A new article "Using Beneficial Arthropods" by Juanita Popenoe has been added to the free, online, industry sponsored UF/IFAS Hillsborough County Pesticide CEU web page.  This article will give you 1 credit for Private Applicator, Ornamental and Turf Pest Control, Limited Certificate Commercial Landscape and Maintenance, or Limited Certification Lawn and Ornamental.  Just click on the link, read the article, and take the quiz to get your free CEU.  I will email the certification to you if you pass the quiz with a 70% or better.  www.tiny.cc/CEUS

Plant Auction at the Hillsborough County Fair Grounds

UF/IFAS Hillsborough County Extension, FNGLA Tampa Chapter, and the Hillsborough County Fair would like to invite you to the Annual FNGLA Plant Auction.  The auction will take place at the fairgrounds on Saturday, October 15, 2011.  If you are a plant donor or grower you can get in free and enjoy a free barbecue lunch from the 4-H foundation on us.  We are also having a special silent auction for fertilizers and chemicals strictly for growers.   If you would like to get a ticket call Shawn at the office 813-744-5519 ext. 54147.  If you are a buyer or just love gardening and landscaping, come on out and get great deals on annuals, perennials, woody ornamentals, and trees.  The money that we raise at this auction goes to help scholarships and youth programs.  If you would like to help out at the auction also give Shawn a call. We have a lot of fun and there is a ton of stuff to do at the fair.
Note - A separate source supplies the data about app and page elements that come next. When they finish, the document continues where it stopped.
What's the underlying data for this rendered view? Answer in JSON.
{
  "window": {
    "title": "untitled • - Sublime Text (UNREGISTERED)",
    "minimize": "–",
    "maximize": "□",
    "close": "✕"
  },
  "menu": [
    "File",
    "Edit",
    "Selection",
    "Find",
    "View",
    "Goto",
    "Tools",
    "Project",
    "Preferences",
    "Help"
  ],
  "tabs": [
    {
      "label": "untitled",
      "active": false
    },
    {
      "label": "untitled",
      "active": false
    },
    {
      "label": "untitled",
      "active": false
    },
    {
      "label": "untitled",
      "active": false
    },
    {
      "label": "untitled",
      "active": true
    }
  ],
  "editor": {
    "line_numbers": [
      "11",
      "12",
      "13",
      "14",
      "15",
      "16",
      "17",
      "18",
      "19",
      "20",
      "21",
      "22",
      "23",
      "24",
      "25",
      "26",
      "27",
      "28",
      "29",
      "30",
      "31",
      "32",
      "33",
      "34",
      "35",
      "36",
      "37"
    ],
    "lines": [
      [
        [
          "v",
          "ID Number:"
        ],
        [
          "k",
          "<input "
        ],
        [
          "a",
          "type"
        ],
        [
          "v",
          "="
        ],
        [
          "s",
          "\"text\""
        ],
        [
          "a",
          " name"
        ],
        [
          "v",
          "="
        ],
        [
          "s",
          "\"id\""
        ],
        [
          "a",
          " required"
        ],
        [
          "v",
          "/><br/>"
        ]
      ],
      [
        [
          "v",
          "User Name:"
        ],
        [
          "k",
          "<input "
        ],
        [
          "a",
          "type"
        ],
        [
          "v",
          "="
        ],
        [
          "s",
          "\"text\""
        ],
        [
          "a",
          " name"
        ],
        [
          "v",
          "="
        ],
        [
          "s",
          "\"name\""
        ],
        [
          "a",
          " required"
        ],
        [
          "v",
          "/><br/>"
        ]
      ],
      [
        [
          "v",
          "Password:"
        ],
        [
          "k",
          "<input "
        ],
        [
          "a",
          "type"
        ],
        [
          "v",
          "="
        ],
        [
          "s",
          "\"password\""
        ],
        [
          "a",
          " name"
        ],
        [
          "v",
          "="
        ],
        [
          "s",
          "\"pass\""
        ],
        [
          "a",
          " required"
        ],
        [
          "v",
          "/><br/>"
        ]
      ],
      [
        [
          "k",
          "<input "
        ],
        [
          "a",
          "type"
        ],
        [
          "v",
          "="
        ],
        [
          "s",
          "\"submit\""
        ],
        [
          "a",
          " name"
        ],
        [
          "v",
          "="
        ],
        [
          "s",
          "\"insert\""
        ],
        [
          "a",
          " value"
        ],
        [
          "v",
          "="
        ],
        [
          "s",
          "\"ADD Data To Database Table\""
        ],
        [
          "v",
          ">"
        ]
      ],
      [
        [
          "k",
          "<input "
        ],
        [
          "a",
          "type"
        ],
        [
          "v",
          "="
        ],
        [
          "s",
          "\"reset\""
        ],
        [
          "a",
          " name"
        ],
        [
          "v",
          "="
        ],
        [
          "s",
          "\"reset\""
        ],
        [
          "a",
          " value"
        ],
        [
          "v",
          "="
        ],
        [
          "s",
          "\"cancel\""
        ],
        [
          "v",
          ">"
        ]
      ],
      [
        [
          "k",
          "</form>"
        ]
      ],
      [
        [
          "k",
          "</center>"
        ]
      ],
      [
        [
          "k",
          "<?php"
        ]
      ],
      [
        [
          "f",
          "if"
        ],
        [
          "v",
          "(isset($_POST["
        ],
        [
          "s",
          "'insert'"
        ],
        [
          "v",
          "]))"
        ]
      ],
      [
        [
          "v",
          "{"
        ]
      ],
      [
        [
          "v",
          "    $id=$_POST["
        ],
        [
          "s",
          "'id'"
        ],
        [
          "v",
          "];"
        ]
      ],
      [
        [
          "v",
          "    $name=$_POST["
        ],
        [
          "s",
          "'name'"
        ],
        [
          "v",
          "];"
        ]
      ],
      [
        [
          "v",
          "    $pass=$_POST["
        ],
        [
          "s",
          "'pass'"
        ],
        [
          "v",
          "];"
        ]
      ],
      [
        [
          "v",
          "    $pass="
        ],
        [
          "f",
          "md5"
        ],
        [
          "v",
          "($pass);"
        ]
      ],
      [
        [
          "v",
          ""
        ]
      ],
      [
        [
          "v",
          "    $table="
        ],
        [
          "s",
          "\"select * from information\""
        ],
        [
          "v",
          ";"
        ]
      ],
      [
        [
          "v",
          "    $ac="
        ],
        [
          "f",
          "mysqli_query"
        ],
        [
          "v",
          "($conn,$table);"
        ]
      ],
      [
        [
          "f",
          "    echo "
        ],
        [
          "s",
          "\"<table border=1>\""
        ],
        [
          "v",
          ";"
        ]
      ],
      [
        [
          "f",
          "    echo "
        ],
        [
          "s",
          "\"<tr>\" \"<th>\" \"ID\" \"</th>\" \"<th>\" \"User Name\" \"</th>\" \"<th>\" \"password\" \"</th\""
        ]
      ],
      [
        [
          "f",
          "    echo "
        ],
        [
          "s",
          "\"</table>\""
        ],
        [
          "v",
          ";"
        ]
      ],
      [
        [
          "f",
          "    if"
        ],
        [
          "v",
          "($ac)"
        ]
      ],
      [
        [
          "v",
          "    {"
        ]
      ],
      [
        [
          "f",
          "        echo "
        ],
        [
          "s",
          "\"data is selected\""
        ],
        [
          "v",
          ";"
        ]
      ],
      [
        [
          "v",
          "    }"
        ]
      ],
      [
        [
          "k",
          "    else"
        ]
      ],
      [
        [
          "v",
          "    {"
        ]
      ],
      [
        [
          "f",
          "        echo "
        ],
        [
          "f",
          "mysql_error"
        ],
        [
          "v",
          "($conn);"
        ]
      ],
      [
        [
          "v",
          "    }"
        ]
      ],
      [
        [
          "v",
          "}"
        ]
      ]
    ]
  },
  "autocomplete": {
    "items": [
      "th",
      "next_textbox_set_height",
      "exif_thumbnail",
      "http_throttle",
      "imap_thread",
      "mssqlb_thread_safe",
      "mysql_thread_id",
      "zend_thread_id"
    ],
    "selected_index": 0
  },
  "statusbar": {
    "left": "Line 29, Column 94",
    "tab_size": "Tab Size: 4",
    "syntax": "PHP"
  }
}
Not to mention all the fair food!  For more information please click on this link http://hillsborough.extension.ufl.edu/Ag/AgOrnProd/AgCalendar.html